Materials packs will be available in 1-2 weeks - Dinky Dyes is away at Nasvhille Market and will need a few days to recover before they can put them together for ECS.

If you would like to sign up for this, you can email me at :)

I'm working on part 2 at the moment, and I'm hoping to get a few parts stitched up ahead of the start date. :) I'll update from time to time with my model WIP pictures!

Side note - blogger is really beginning to drive me crazy - constantly inserting/removing line breaks and adding huge gaps. It's very annoying. 

Tuesday, February 24, 2015

Two new releases for Nashville Market

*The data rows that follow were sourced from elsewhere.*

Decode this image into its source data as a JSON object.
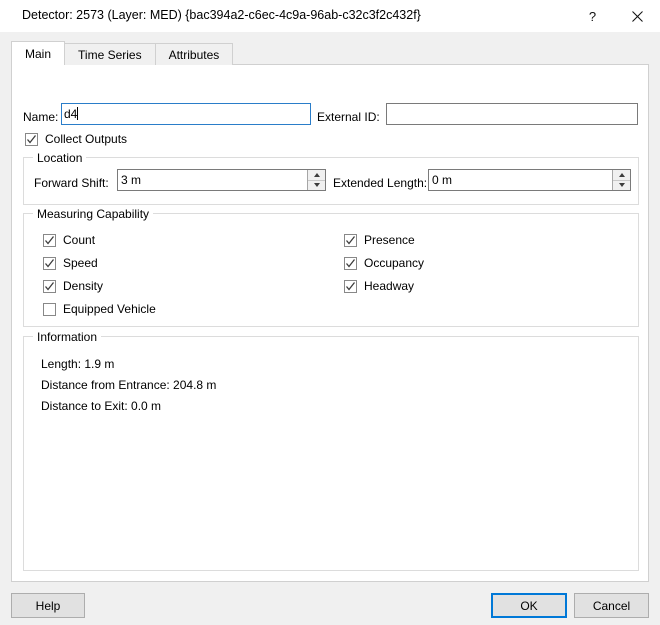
{
  "window": {
    "title": "Detector: 2573 (Layer: MED) {bac394a2-c6ec-4c9a-96ab-c32c3f2c432f}",
    "help_icon": "question-mark-icon",
    "close_icon": "close-icon",
    "help_glyph": "?",
    "close_glyph": "×"
  },
  "colors": {
    "accent": "#0078d7",
    "focus_border": "#2a7dc9",
    "dialog_bg": "#f0f0f0",
    "panel_bg": "#ffffff",
    "group_border": "#dcdcdc",
    "field_border": "#7a7a7a",
    "button_face": "#e1e1e1"
  },
  "tabs": [
    {
      "label": "Main",
      "active": true
    },
    {
      "label": "Time Series",
      "active": false
    },
    {
      "label": "Attributes",
      "active": false
    }
  ],
  "main": {
    "name": {
      "label": "Name:",
      "value": "d4",
      "placeholder": "",
      "focused": true
    },
    "external_id": {
      "label": "External ID:",
      "value": "",
      "placeholder": ""
    },
    "collect_outputs": {
      "label": "Collect Outputs",
      "checked": true
    },
    "location": {
      "title": "Location",
      "forward_shift": {
        "label": "Forward Shift:",
        "value": "3 m"
      },
      "extended_length": {
        "label": "Extended Length:",
        "value": "0 m"
      }
    },
    "measuring_capability": {
      "title": "Measuring Capability",
      "left_column": [
        {
          "label": "Count",
          "checked": true
        },
        {
          "label": "Speed",
          "checked": true
        },
        {
          "label": "Density",
          "checked": true
        },
        {
          "label": "Equipped Vehicle",
          "checked": false
        }
      ],
      "right_column": [
        {
          "label": "Presence",
          "checked": true
        },
        {
          "label": "Occupancy",
          "checked": true
        },
        {
          "label": "Headway",
          "checked": true
        }
      ]
    },
    "information": {
      "title": "Information",
      "lines": [
        "Length: 1.9 m",
        "Distance from Entrance: 204.8 m",
        "Distance to Exit: 0.0 m"
      ]
    }
  },
  "footer": {
    "help": "Help",
    "ok": "OK",
    "cancel": "Cancel"
  }
}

I wish I could go to Nasvhille market personally, but my models are making the trek there currently and will be on display in the Dinky Dyes Suite in room #420!

One is a familiar one, The Learning Sampler. Now that the SAL is over, the design is being re-released in print to shops and through PDF on my Etsy shop. With over 40 pages and over 80 diagrams it's a great way for beginners to get a feel for different types of stitches.

The design was model stitched with silks from The Silk Mill, but can be done in any colour. I've uploaded a couple of conversion lists for the design to different colour schemes and different brands of floss.

Solid colour coversions:

Multicolour conversions:

The second is a brand new design, the next in the Shades series, Shades of Rose. The model is stitched in 3 colours of Dinky Dyes silk floss on 40ct Elizabeth linen from Hand Dyed Fabrics by Stephanie. This one is all cross stitch so it can of course be stitched on any type or count of fabric. :)

This one was a last minute addition, had to do a lot of shuffling around of the schedule and give up sleep for the past few weeks to get it all done in time, but I'm pleased that I did! It turned out really well, the picture just doesn't do the gorgeous pinks justice. :) 

These will both be available from Hoffman after the Nashville show - I didn't get everything done in time to ship the charts to them before the show started so they will be a week or two before they make it to Hoffman, but are available from Dinky Dyes now, or if you prefer PDF, they're up in my Etsy shop. :)

Happy stitching! :)

Tuesday, January 20, 2015

A little freebie for Valentine's Day

This is a little quickie I stitched up last night - it's one of the original ideas from Celtic Valentine that didn't get used but it was too pretty NOT to do something with it. :)

It's the perfect size for a biscornu, a pincushion, a needleminder, or a hand made Valentine's card.

In the interest of using up stash, I used a leftover piece of 32ct antique white fabric and a limited edition skein of Hand Dyed Fibers I bought back in 2008. The beads were leftover from a Mirabilia. :)

You can download the chart here:

Happy Stitching!